Interface dataset entries:
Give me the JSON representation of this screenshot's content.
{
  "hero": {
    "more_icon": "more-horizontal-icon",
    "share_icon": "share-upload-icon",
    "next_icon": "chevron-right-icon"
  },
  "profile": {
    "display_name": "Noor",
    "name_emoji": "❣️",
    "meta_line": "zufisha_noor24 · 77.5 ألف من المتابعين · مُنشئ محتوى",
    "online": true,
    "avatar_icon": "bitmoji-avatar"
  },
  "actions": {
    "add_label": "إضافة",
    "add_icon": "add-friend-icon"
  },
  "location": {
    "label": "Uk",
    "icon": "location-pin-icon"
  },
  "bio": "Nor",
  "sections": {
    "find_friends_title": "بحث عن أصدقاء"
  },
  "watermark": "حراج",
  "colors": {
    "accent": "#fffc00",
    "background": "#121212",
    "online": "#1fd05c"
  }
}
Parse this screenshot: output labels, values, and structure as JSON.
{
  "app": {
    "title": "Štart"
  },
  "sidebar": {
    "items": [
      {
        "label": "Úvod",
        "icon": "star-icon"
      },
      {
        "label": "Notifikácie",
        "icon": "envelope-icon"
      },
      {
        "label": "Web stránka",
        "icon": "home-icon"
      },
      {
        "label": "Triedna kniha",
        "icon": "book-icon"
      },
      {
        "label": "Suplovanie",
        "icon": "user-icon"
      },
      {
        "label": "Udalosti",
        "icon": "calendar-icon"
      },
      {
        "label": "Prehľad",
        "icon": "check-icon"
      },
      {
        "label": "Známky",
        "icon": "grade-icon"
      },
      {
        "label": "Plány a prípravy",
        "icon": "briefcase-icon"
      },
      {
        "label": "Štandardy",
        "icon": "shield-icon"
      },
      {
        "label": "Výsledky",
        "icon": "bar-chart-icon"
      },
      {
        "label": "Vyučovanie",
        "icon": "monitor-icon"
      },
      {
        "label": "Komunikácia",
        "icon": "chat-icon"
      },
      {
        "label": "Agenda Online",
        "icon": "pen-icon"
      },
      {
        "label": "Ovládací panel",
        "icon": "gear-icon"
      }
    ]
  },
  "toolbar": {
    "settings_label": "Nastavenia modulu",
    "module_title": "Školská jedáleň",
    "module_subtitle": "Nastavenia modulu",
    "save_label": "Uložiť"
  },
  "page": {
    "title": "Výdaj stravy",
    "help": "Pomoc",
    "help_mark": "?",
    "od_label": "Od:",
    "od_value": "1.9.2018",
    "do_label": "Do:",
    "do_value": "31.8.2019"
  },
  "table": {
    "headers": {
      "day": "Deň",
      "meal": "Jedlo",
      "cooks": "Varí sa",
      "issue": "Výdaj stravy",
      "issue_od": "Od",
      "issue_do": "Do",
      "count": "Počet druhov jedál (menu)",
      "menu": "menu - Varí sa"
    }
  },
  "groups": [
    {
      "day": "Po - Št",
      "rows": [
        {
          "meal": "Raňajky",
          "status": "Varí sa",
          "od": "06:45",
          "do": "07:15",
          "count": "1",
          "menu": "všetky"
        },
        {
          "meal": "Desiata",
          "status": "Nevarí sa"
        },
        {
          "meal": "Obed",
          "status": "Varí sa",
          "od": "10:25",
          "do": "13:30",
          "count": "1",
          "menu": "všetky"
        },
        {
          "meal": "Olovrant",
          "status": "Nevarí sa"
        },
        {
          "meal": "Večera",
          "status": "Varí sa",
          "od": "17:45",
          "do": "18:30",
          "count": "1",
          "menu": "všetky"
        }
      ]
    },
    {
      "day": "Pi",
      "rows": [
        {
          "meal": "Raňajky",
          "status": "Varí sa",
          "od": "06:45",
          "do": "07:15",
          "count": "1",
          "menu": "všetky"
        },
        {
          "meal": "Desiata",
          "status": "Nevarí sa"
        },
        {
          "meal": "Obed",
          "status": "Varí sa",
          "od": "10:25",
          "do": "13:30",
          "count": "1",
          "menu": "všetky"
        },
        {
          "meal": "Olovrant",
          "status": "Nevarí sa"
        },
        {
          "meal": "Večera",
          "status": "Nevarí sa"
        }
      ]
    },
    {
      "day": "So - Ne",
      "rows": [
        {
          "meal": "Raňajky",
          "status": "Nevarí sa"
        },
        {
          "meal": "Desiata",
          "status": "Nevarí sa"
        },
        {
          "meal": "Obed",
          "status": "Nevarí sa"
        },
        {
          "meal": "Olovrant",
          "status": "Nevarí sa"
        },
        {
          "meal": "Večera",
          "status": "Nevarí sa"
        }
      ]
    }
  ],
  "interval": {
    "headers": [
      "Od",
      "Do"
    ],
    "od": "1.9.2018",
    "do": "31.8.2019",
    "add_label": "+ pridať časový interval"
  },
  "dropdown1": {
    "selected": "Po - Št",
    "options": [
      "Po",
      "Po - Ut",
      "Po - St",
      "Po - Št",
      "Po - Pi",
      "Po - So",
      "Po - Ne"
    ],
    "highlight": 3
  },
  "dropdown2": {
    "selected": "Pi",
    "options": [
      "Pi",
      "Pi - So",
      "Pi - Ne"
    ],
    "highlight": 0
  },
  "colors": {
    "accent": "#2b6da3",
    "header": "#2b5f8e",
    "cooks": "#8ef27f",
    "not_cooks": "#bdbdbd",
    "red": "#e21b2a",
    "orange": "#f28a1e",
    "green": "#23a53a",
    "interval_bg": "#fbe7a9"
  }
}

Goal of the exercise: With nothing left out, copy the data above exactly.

Task response:
Give me the JSON representation of this screenshot's content.
{
  "hero": {
    "more_icon": "more-horizontal-icon",
    "share_icon": "share-upload-icon",
    "next_icon": "chevron-right-icon"
  },
  "profile": {
    "display_name": "Noor",
    "name_emoji": "❣️",
    "meta_line": "zufisha_noor24 · 77.5 ألف من المتابعين · مُنشئ محتوى",
    "online": true,
    "avatar_icon": "bitmoji-avatar"
  },
  "actions": {
    "add_label": "إضافة",
    "add_icon": "add-friend-icon"
  },
  "location": {
    "label": "Uk",
    "icon": "location-pin-icon"
  },
  "bio": "Nor",
  "sections": {
    "find_friends_title": "بحث عن أصدقاء"
  },
  "watermark": "حراج",
  "colors": {
    "accent": "#fffc00",
    "background": "#121212",
    "online": "#1fd05c"
  }
}
Parse this screenshot: output labels, values, and structure as JSON.
{
  "app": {
    "title": "Štart"
  },
  "sidebar": {
    "items": [
      {
        "label": "Úvod",
        "icon": "star-icon"
      },
      {
        "label": "Notifikácie",
        "icon": "envelope-icon"
      },
      {
        "label": "Web stránka",
        "icon": "home-icon"
      },
      {
        "label": "Triedna kniha",
        "icon": "book-icon"
      },
      {
        "label": "Suplovanie",
        "icon": "user-icon"
      },
      {
        "label": "Udalosti",
        "icon": "calendar-icon"
      },
      {
        "label": "Prehľad",
        "icon": "check-icon"
      },
      {
        "label": "Známky",
        "icon": "grade-icon"
      },
      {
        "label": "Plány a prípravy",
        "icon": "briefcase-icon"
      },
      {
        "label": "Štandardy",
        "icon": "shield-icon"
      },
      {
        "label": "Výsledky",
        "icon": "bar-chart-icon"
      },
      {
        "label": "Vyučovanie",
        "icon": "monitor-icon"
      },
      {
        "label": "Komunikácia",
        "icon": "chat-icon"
      },
      {
        "label": "Agenda Online",
        "icon": "pen-icon"
      },
      {
        "label": "Ovládací panel",
        "icon": "gear-icon"
      }
    ]
  },
  "toolbar": {
    "settings_label": "Nastavenia modulu",
    "module_title": "Školská jedáleň",
    "module_subtitle": "Nastavenia modulu",
    "save_label": "Uložiť"
  },
  "page": {
    "title": "Výdaj stravy",
    "help": "Pomoc",
    "help_mark": "?",
    "od_label": "Od:",
    "od_value": "1.9.2018",
    "do_label": "Do:",
    "do_value": "31.8.2019"
  },
  "table": {
    "headers": {
      "day": "Deň",
      "meal": "Jedlo",
      "cooks": "Varí sa",
      "issue": "Výdaj stravy",
      "issue_od": "Od",
      "issue_do": "Do",
      "count": "Počet druhov jedál (menu)",
      "menu": "menu - Varí sa"
    }
  },
  "groups": [
    {
      "day": "Po - Št",
      "rows": [
        {
          "meal": "Raňajky",
          "status": "Varí sa",
          "od": "06:45",
          "do": "07:15",
          "count": "1",
          "menu": "všetky"
        },
        {
          "meal": "Desiata",
          "status": "Nevarí sa"
        },
        {
          "meal": "Obed",
          "status": "Varí sa",
          "od": "10:25",
          "do": "13:30",
          "count": "1",
          "menu": "všetky"
        },
        {
          "meal": "Olovrant",
          "status": "Nevarí sa"
        },
        {
          "meal": "Večera",
          "status": "Varí sa",
          "od": "17:45",
          "do": "18:30",
          "count": "1",
          "menu": "všetky"
        }
      ]
    },
    {
      "day": "Pi",
      "rows": [
        {
          "meal": "Raňajky",
          "status": "Varí sa",
          "od": "06:45",
          "do": "07:15",
          "count": "1",
          "menu": "všetky"
        },
        {
          "meal": "Desiata",
          "status": "Nevarí sa"
        },
        {
          "meal": "Obed",
          "status": "Varí sa",
          "od": "10:25",
          "do": "13:30",
          "count": "1",
          "menu": "všetky"
        },
        {
          "meal": "Olovrant",
          "status": "Nevarí sa"
        },
        {
          "meal": "Večera",
          "status": "Nevarí sa"
        }
      ]
    },
    {
      "day": "So - Ne",
      "rows": [
        {
          "meal": "Raňajky",
          "status": "Nevarí sa"
        },
        {
          "meal": "Desiata",
          "status": "Nevarí sa"
        },
        {
          "meal": "Obed",
          "status": "Nevarí sa"
        },
        {
          "meal": "Olovrant",
          "status": "Nevarí sa"
        },
        {
          "meal": "Večera",
          "status": "Nevarí sa"
        }
      ]
    }
  ],
  "interval": {
    "headers": [
      "Od",
      "Do"
    ],
    "od": "1.9.2018",
    "do": "31.8.2019",
    "add_label": "+ pridať časový interval"
  },
  "dropdown1": {
    "selected": "Po - Št",
    "options": [
      "Po",
      "Po - Ut",
      "Po - St",
      "Po - Št",
      "Po - Pi",
      "Po - So",
      "Po - Ne"
    ],
    "highlight": 3
  },
  "dropdown2": {
    "selected": "Pi",
    "options": [
      "Pi",
      "Pi - So",
      "Pi - Ne"
    ],
    "highlight": 0
  },
  "colors": {
    "accent": "#2b6da3",
    "header": "#2b5f8e",
    "cooks": "#8ef27f",
    "not_cooks": "#bdbdbd",
    "red": "#e21b2a",
    "orange": "#f28a1e",
    "green": "#23a53a",
    "interval_bg": "#fbe7a9"
  }
}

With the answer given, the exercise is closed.